You know I’m a sucker for a good ‘I am woman’ movie. Especially one that shows how super capable women are in a fascist, patriarchal world. (My inner fem-nazi almost came out there) Hidden Figures is about the ‘women of NASA’ who were pivotal to the launch of John Glenn into orbit during the first few years of the US space program. The actresses: outstanding. Here’s a huge high five to Taraji P. Henson, Octavia Spencer and Janelle Monáe (who can sing like an angel but turns out can also act?!). But an even bigger high five to the women this movie was based on: Katherine G. Johnson, Dorothy Vaughan, and Mary Jackson.
Another true story! Some people like to disparage war movies as another glorification for the US army machine. Myself, I love a good war movie. (Can I get an amen for Jarhead!?) There’s some great stories in times of war, and Hacksaw Ridge did a fantastic job displaying the heroism of Desmond T. Doss, a man who single handedly saved 75 injured people in Okinawa during the second world war. Remember the scene in Shindler’s List at the very end where he talks about how if he sold his car he could have saved just one more person? It’s kind of like that, super fucking devastating, but worthy of the watch… despite it being directed by Mel Gibson. I’ll forgive his anti-semitism for like a second for making this movie. Oh, and Andrew Garfield is adorable.

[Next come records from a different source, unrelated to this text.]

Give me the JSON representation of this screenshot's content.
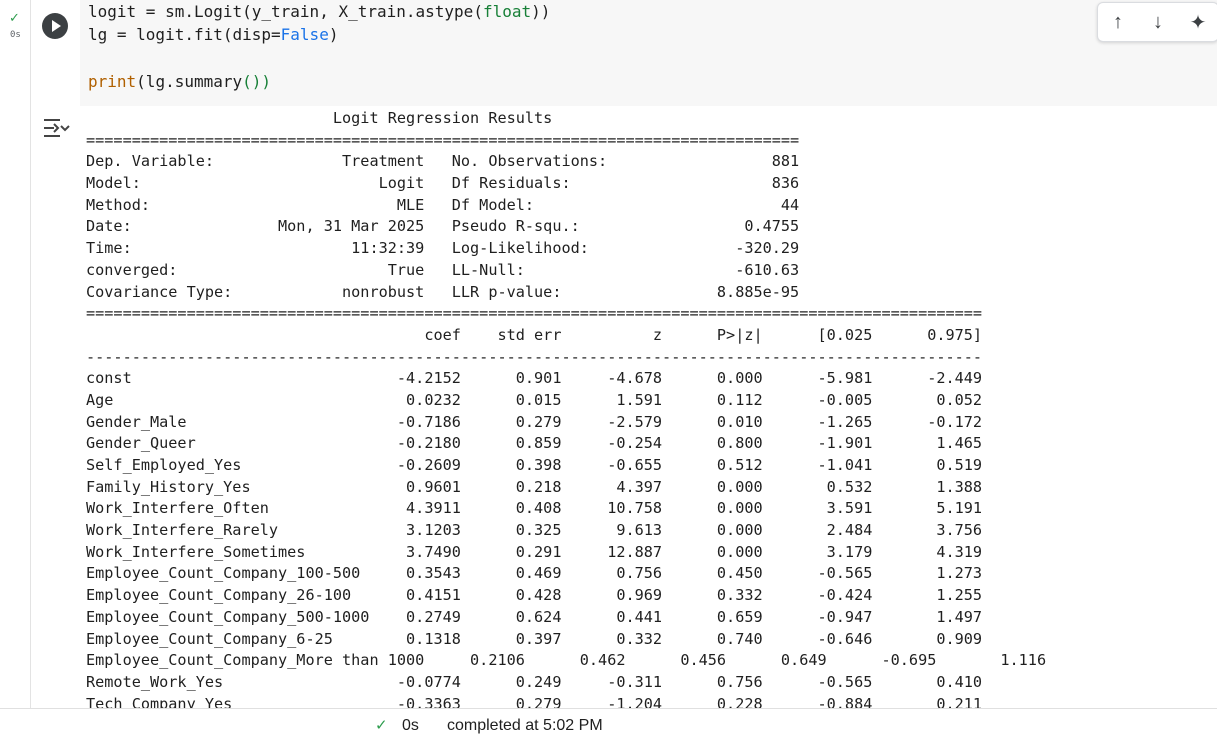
{
  "cell": {
    "exec_check": "✓",
    "exec_time": "0s",
    "code_lines": [
      {
        "a": "logit = sm.Logit(y_train, X_train.astype(",
        "b": "float",
        "c": "))"
      },
      {
        "a": "lg = logit.fit(disp=",
        "b": "False",
        "c": ")"
      },
      {
        "a": "",
        "b": "",
        "c": ""
      },
      {
        "a": "print",
        "b": "(lg.summary",
        "c": "())"
      }
    ]
  },
  "toolbar": {
    "up_label": "↑",
    "down_label": "↓",
    "gemini_label": "✦"
  },
  "output": {
    "lines": [
      "                           Logit Regression Results                           ",
      "==============================================================================",
      "Dep. Variable:              Treatment   No. Observations:                  881",
      "Model:                          Logit   Df Residuals:                      836",
      "Method:                           MLE   Df Model:                           44",
      "Date:                Mon, 31 Mar 2025   Pseudo R-squ.:                  0.4755",
      "Time:                        11:32:39   Log-Likelihood:                -320.29",
      "converged:                       True   LL-Null:                       -610.63",
      "Covariance Type:            nonrobust   LLR p-value:                 8.885e-95",
      "==================================================================================================",
      "                                     coef    std err          z      P>|z|      [0.025      0.975]",
      "--------------------------------------------------------------------------------------------------",
      "const                             -4.2152      0.901     -4.678      0.000      -5.981      -2.449",
      "Age                                0.0232      0.015      1.591      0.112      -0.005       0.052",
      "Gender_Male                       -0.7186      0.279     -2.579      0.010      -1.265      -0.172",
      "Gender_Queer                      -0.2180      0.859     -0.254      0.800      -1.901       1.465",
      "Self_Employed_Yes                 -0.2609      0.398     -0.655      0.512      -1.041       0.519",
      "Family_History_Yes                 0.9601      0.218      4.397      0.000       0.532       1.388",
      "Work_Interfere_Often               4.3911      0.408     10.758      0.000       3.591       5.191",
      "Work_Interfere_Rarely              3.1203      0.325      9.613      0.000       2.484       3.756",
      "Work_Interfere_Sometimes           3.7490      0.291     12.887      0.000       3.179       4.319",
      "Employee_Count_Company_100-500     0.3543      0.469      0.756      0.450      -0.565       1.273",
      "Employee_Count_Company_26-100      0.4151      0.428      0.969      0.332      -0.424       1.255",
      "Employee_Count_Company_500-1000    0.2749      0.624      0.441      0.659      -0.947       1.497",
      "Employee_Count_Company_6-25        0.1318      0.397      0.332      0.740      -0.646       0.909",
      "Employee_Count_Company_More than 1000     0.2106      0.462      0.456      0.649      -0.695       1.116",
      "Remote_Work_Yes                   -0.0774      0.249     -0.311      0.756      -0.565       0.410",
      "Tech_Company_Yes                  -0.3363      0.279     -1.204      0.228      -0.884       0.211"
    ]
  },
  "statusbar": {
    "check": "✓",
    "time": "0s",
    "text": "completed at 5:02 PM"
  }
}
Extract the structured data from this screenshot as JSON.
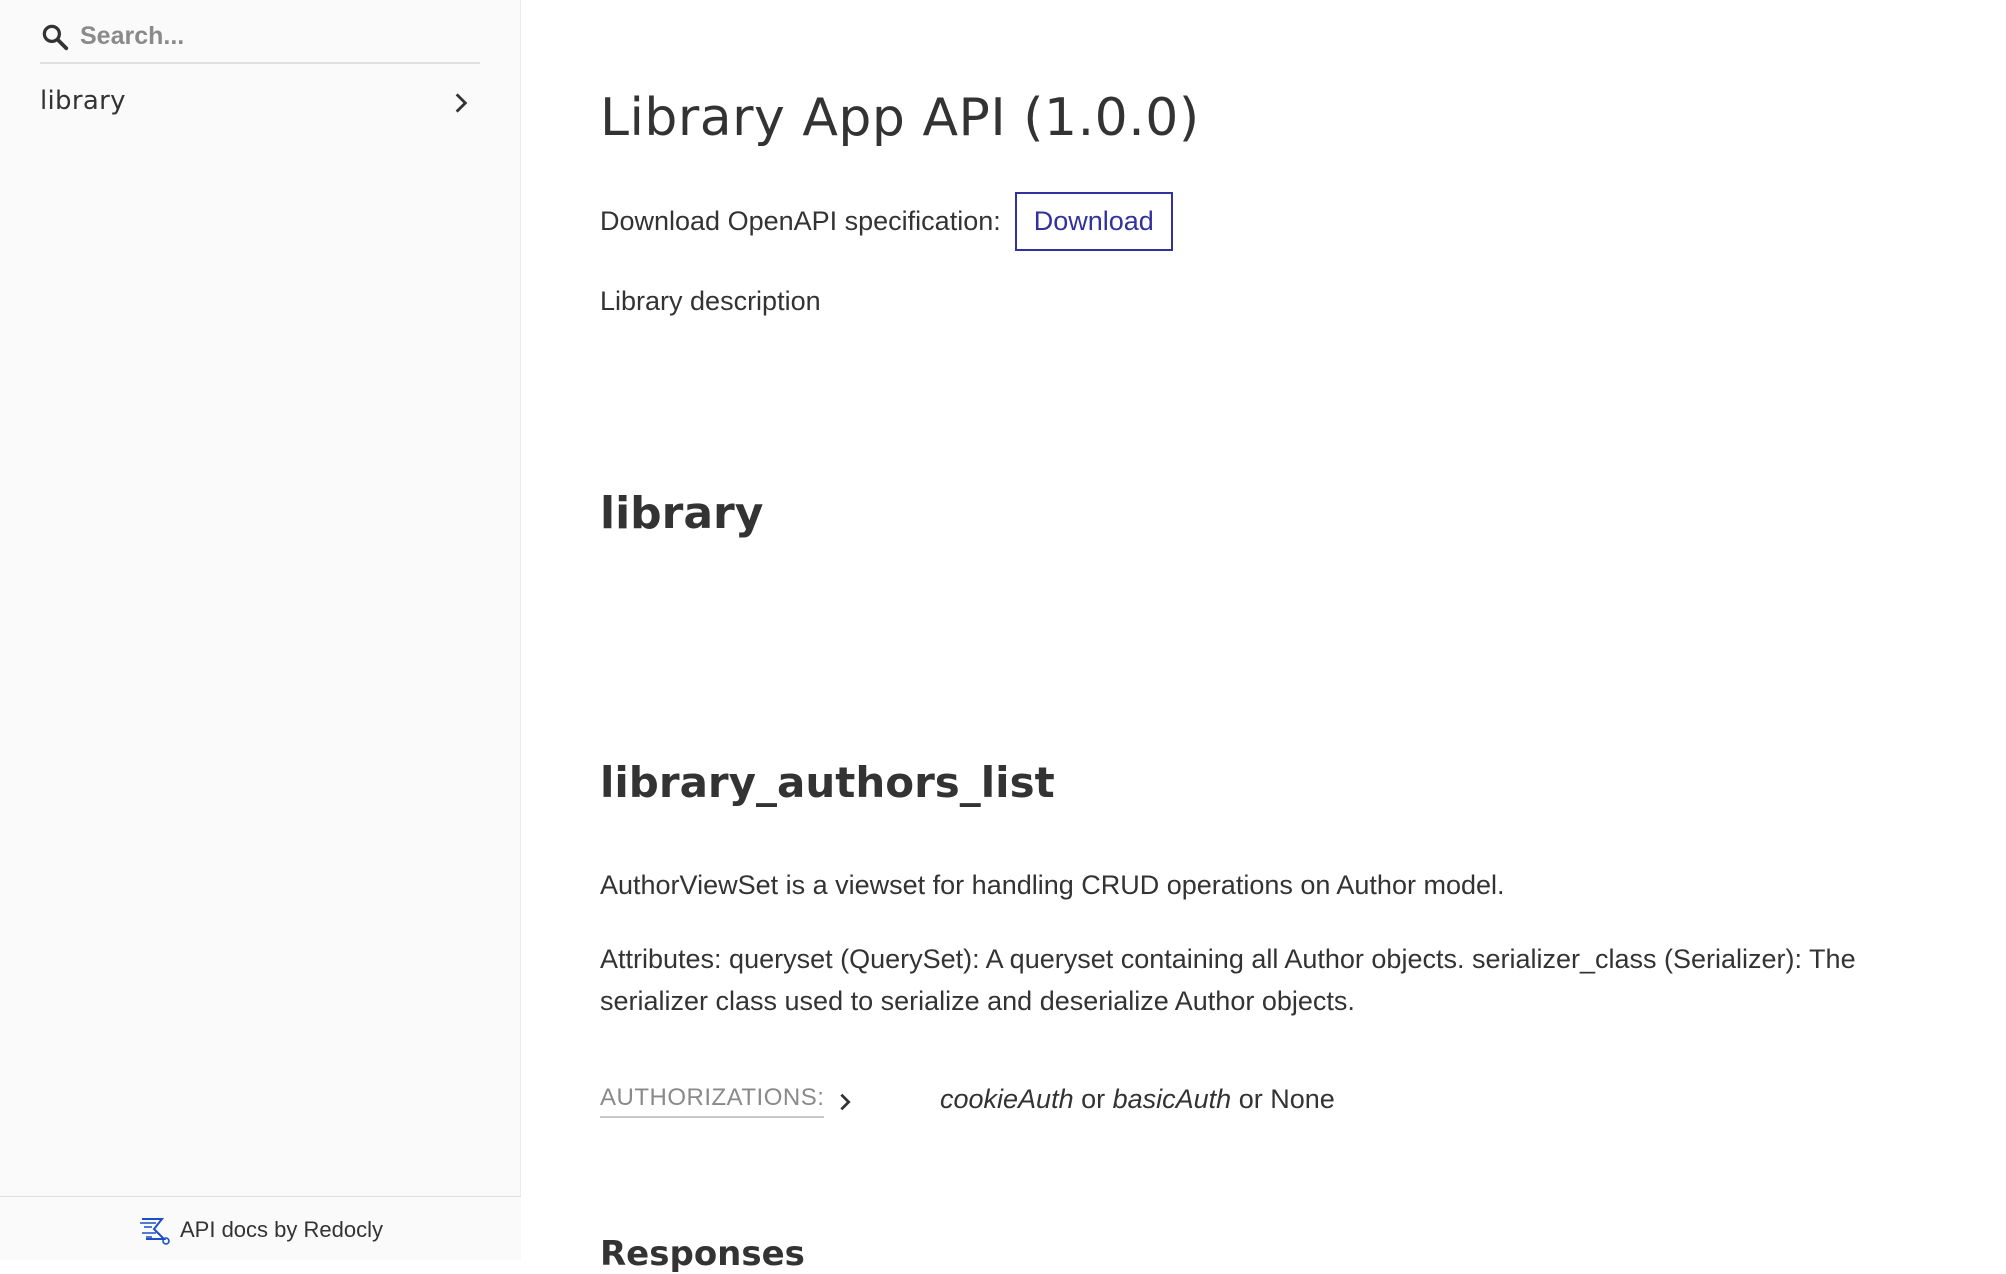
{
  "sidebar": {
    "search": {
      "placeholder": "Search...",
      "value": ""
    },
    "items": [
      {
        "label": "library",
        "icon": "chevron-right-icon"
      }
    ],
    "footer": {
      "text": "API docs by Redocly",
      "icon": "redocly-logo-icon"
    }
  },
  "main": {
    "title": "Library App API (1.0.0)",
    "download_label": "Download OpenAPI specification:",
    "download_button": "Download",
    "description": "Library description",
    "section_title": "library",
    "operation": {
      "title": "library_authors_list",
      "description_1": "AuthorViewSet is a viewset for handling CRUD operations on Author model.",
      "description_2": "Attributes: queryset (QuerySet): A queryset containing all Author objects. serializer_class (Serializer): The serializer class used to serialize and deserialize Author objects.",
      "authorizations_label": "AUTHORIZATIONS:",
      "auth_1": "cookieAuth",
      "auth_or_1": " or ",
      "auth_2": "basicAuth",
      "auth_or_2": " or None",
      "responses_title": "Responses"
    }
  },
  "colors": {
    "accent": "#32329f",
    "sidebar_bg": "#fafafa",
    "muted": "#8a8a8a"
  }
}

Here’s what I thought: great another movie about the ‘great alien arrival’, probing the main characters with their green thumbs and flying in with their disc shaped ships. I was pleasantly surprised. This movie wasn’t filled with cheap jump shots, and explosions and all the things that make a ‘great’ war/terrorism movie. It was a lot more tender and intelligent than that. I will admit that upon leaving the theatre I was a little confused and felt rushed through the ending, but I re-watched it for a second time and got a fuller understanding of the message Denis Villeneuve was trying to get across. Without divulging too much, Arrival send a great message of the human spirit, endeavouring into a world where the viewer is forced to challenge their preconceptions about time, memories and connection; human and otherwise. There is also an underlying appreciation for language and how communication is what essentially makes us, human. All the feels to be had in this one. And… Amy Adams is great, despite the consistent inner monologue.
Nominees for Best ‘Meh’
La La Land: You know what we don’t need? Another movie about Hollywood. Although I would watch anything with Ryan Gosling in it because, well, you know. I still wasn’t overly impressed with it. I audibly laughed at a couple parts, but there was too much signing and the ending was super unsatisfying. Watch for a feeling of nostalgia and sexual frustration at the sheer hotness of Mr. Gosling.
Hell or High Water: HARD MEH on this one. It’s still a good movie, well shot and written. But I couldn’t really care for the story. A pair of brothers that go on a string of robberies all to save the family farm? MEH.
Fences: I actually can’t even say because I didn’t even watch it. I know, I’m such an asshole. I started to watch it and was bombarded with an unbelievable amount of dialogue. I turned it off. Googling it later, a reviewer said “It’s exhausting but it’s worth it.” I imagine it is, if you can endeavour the haul.
P.S. See what I did there?
P.P.S. Don’t be alarmed by how punny I am
P.P.P.S. Did you see it again?
P.P.P.P.S. Why is anyone friends with me?